Data about app and page elements:
--- START ---

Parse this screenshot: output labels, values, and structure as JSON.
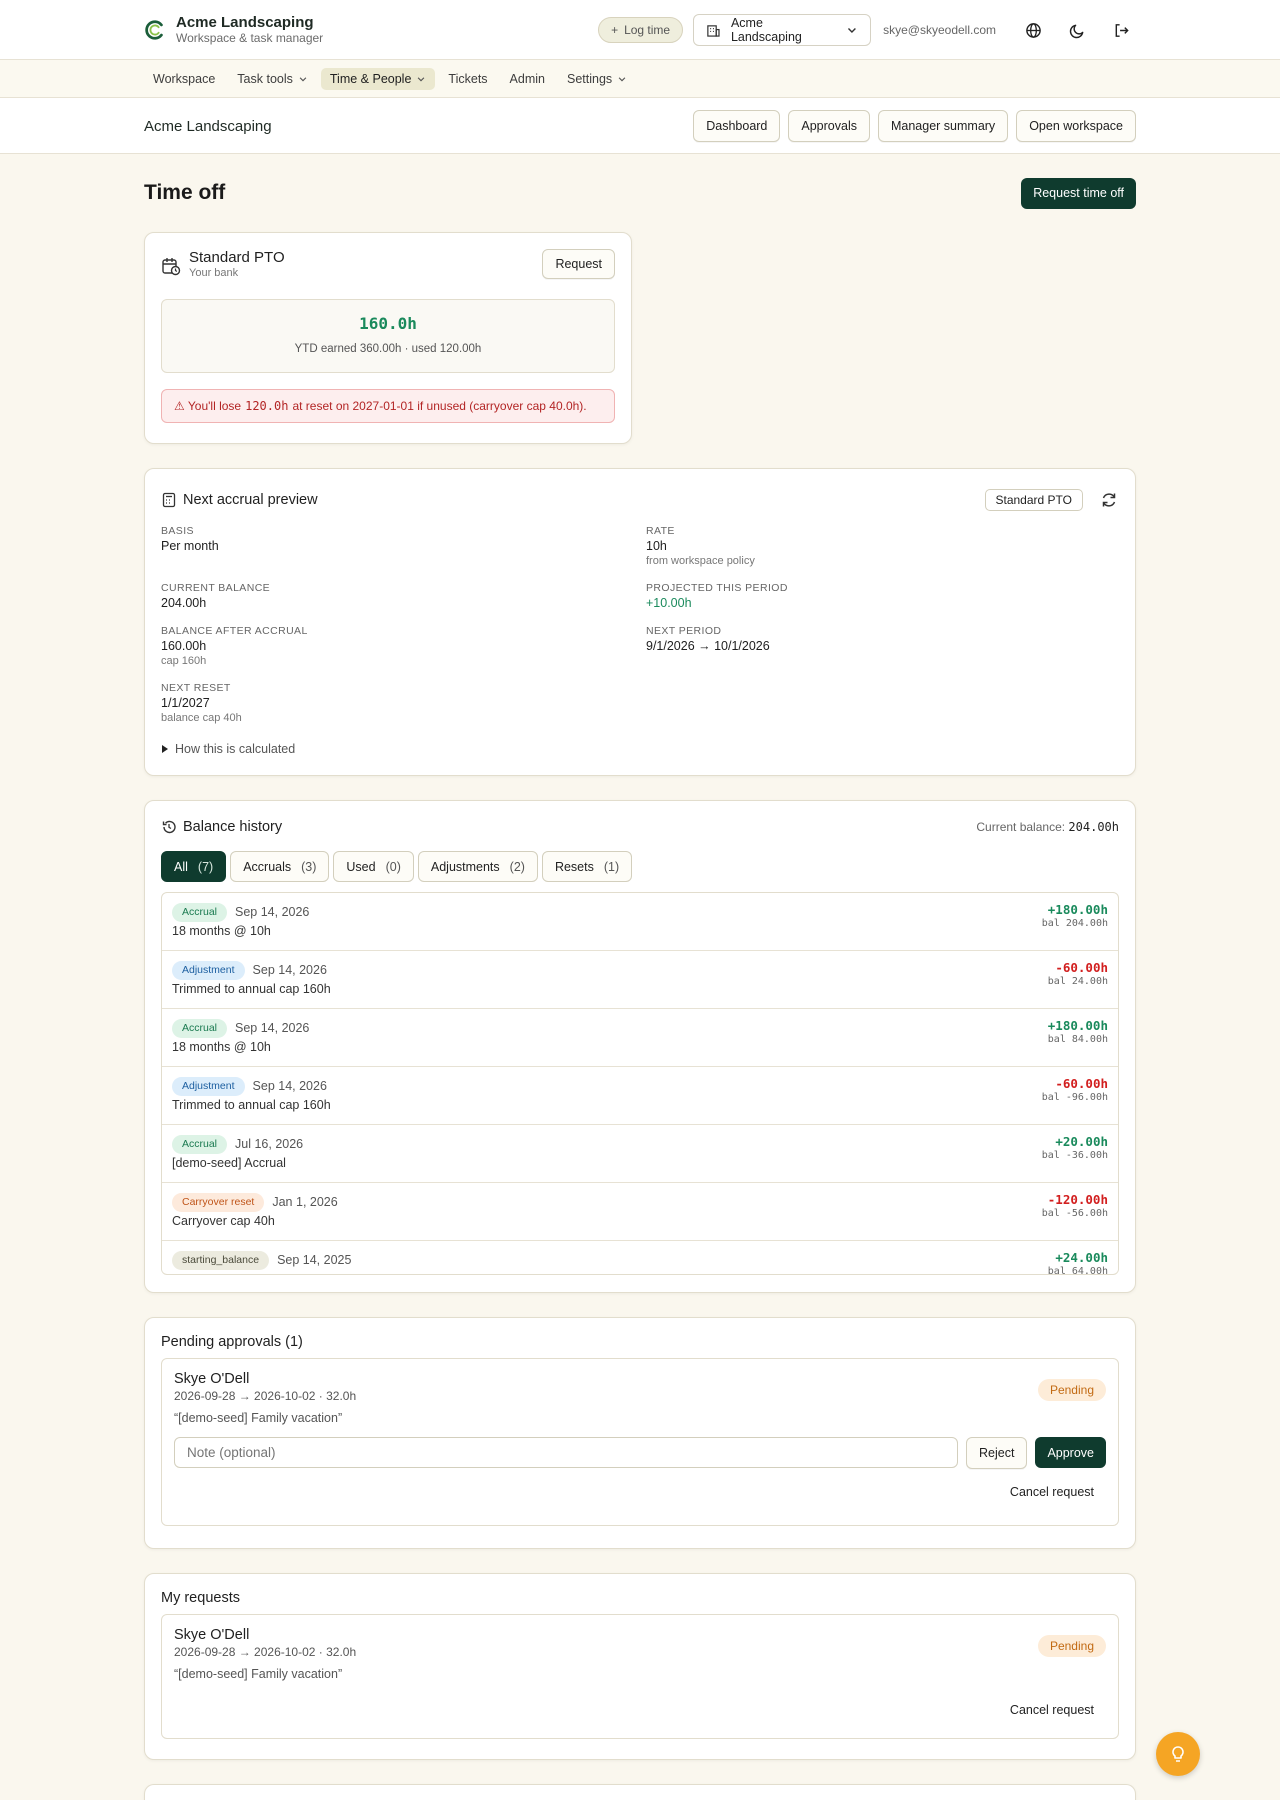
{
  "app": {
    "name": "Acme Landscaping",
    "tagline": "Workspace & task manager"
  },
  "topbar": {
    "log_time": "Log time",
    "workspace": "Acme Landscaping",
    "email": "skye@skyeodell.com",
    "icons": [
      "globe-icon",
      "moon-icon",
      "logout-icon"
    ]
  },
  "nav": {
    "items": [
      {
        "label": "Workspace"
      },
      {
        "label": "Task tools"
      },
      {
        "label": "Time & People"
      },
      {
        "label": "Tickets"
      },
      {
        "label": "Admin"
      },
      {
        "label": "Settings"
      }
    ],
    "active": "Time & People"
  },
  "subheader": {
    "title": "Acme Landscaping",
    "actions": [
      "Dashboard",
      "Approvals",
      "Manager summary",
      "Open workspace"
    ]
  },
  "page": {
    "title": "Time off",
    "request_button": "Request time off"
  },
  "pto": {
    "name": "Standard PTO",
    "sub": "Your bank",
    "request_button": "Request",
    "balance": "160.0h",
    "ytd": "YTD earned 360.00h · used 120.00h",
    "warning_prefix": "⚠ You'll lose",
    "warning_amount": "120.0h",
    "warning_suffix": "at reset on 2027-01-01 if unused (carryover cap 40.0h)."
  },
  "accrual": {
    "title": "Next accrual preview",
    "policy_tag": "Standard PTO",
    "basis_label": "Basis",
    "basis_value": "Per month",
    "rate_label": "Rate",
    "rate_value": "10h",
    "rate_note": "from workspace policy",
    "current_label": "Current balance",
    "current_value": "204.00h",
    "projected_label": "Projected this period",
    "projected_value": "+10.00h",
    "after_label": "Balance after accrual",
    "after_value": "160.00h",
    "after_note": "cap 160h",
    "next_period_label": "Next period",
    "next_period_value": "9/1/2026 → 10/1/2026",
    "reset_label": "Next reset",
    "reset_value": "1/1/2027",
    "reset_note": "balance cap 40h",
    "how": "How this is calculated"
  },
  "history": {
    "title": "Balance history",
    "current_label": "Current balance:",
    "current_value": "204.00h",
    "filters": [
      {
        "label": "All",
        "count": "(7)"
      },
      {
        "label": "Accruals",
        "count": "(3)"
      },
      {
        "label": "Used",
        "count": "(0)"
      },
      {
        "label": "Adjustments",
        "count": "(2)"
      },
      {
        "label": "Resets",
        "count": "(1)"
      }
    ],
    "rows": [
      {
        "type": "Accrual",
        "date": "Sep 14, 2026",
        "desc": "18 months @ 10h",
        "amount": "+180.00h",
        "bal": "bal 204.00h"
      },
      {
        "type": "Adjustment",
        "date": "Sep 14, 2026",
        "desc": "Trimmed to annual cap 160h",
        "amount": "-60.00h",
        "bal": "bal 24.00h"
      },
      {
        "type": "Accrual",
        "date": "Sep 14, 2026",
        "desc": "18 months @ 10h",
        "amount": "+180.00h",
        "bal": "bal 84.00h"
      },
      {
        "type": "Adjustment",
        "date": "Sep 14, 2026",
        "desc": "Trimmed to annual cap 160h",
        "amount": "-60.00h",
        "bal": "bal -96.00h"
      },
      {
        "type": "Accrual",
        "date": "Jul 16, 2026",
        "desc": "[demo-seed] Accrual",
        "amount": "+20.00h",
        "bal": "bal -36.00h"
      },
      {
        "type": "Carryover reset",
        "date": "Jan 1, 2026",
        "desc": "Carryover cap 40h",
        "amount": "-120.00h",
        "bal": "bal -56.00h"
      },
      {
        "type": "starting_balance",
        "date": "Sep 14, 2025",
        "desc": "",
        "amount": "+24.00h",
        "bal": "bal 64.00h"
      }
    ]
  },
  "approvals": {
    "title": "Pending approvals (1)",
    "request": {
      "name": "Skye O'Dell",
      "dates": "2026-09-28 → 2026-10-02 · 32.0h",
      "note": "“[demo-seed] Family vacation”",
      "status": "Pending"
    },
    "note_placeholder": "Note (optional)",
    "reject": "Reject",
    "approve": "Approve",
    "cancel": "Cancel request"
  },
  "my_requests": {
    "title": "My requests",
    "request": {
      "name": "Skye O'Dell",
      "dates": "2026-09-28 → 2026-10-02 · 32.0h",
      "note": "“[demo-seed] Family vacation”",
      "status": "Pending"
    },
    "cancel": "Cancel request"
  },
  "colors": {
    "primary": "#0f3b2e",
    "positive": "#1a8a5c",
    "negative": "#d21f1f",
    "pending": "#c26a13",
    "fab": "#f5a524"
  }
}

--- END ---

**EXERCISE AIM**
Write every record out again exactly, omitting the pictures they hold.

**ANSWER TO THE EXERCISE**
Parse this screenshot: output labels, values, and structure as JSON.
{
  "app": {
    "name": "Acme Landscaping",
    "tagline": "Workspace & task manager"
  },
  "topbar": {
    "log_time": "Log time",
    "workspace": "Acme Landscaping",
    "email": "skye@skyeodell.com",
    "icons": [
      "globe-icon",
      "moon-icon",
      "logout-icon"
    ]
  },
  "nav": {
    "items": [
      {
        "label": "Workspace"
      },
      {
        "label": "Task tools"
      },
      {
        "label": "Time & People"
      },
      {
        "label": "Tickets"
      },
      {
        "label": "Admin"
      },
      {
        "label": "Settings"
      }
    ],
    "active": "Time & People"
  },
  "subheader": {
    "title": "Acme Landscaping",
    "actions": [
      "Dashboard",
      "Approvals",
      "Manager summary",
      "Open workspace"
    ]
  },
  "page": {
    "title": "Time off",
    "request_button": "Request time off"
  },
  "pto": {
    "name": "Standard PTO",
    "sub": "Your bank",
    "request_button": "Request",
    "balance": "160.0h",
    "ytd": "YTD earned 360.00h · used 120.00h",
    "warning_prefix": "⚠ You'll lose",
    "warning_amount": "120.0h",
    "warning_suffix": "at reset on 2027-01-01 if unused (carryover cap 40.0h)."
  },
  "accrual": {
    "title": "Next accrual preview",
    "policy_tag": "Standard PTO",
    "basis_label": "Basis",
    "basis_value": "Per month",
    "rate_label": "Rate",
    "rate_value": "10h",
    "rate_note": "from workspace policy",
    "current_label": "Current balance",
    "current_value": "204.00h",
    "projected_label": "Projected this period",
    "projected_value": "+10.00h",
    "after_label": "Balance after accrual",
    "after_value": "160.00h",
    "after_note": "cap 160h",
    "next_period_label": "Next period",
    "next_period_value": "9/1/2026 → 10/1/2026",
    "reset_label": "Next reset",
    "reset_value": "1/1/2027",
    "reset_note": "balance cap 40h",
    "how": "How this is calculated"
  },
  "history": {
    "title": "Balance history",
    "current_label": "Current balance:",
    "current_value": "204.00h",
    "filters": [
      {
        "label": "All",
        "count": "(7)"
      },
      {
        "label": "Accruals",
        "count": "(3)"
      },
      {
        "label": "Used",
        "count": "(0)"
      },
      {
        "label": "Adjustments",
        "count": "(2)"
      },
      {
        "label": "Resets",
        "count": "(1)"
      }
    ],
    "rows": [
      {
        "type": "Accrual",
        "date": "Sep 14, 2026",
        "desc": "18 months @ 10h",
        "amount": "+180.00h",
        "bal": "bal 204.00h"
      },
      {
        "type": "Adjustment",
        "date": "Sep 14, 2026",
        "desc": "Trimmed to annual cap 160h",
        "amount": "-60.00h",
        "bal": "bal 24.00h"
      },
      {
        "type": "Accrual",
        "date": "Sep 14, 2026",
        "desc": "18 months @ 10h",
        "amount": "+180.00h",
        "bal": "bal 84.00h"
      },
      {
        "type": "Adjustment",
        "date": "Sep 14, 2026",
        "desc": "Trimmed to annual cap 160h",
        "amount": "-60.00h",
        "bal": "bal -96.00h"
      },
      {
        "type": "Accrual",
        "date": "Jul 16, 2026",
        "desc": "[demo-seed] Accrual",
        "amount": "+20.00h",
        "bal": "bal -36.00h"
      },
      {
        "type": "Carryover reset",
        "date": "Jan 1, 2026",
        "desc": "Carryover cap 40h",
        "amount": "-120.00h",
        "bal": "bal -56.00h"
      },
      {
        "type": "starting_balance",
        "date": "Sep 14, 2025",
        "desc": "",
        "amount": "+24.00h",
        "bal": "bal 64.00h"
      }
    ]
  },
  "approvals": {
    "title": "Pending approvals (1)",
    "request": {
      "name": "Skye O'Dell",
      "dates": "2026-09-28 → 2026-10-02 · 32.0h",
      "note": "“[demo-seed] Family vacation”",
      "status": "Pending"
    },
    "note_placeholder": "Note (optional)",
    "reject": "Reject",
    "approve": "Approve",
    "cancel": "Cancel request"
  },
  "my_requests": {
    "title": "My requests",
    "request": {
      "name": "Skye O'Dell",
      "dates": "2026-09-28 → 2026-10-02 · 32.0h",
      "note": "“[demo-seed] Family vacation”",
      "status": "Pending"
    },
    "cancel": "Cancel request"
  },
  "colors": {
    "primary": "#0f3b2e",
    "positive": "#1a8a5c",
    "negative": "#d21f1f",
    "pending": "#c26a13",
    "fab": "#f5a524"
  }
}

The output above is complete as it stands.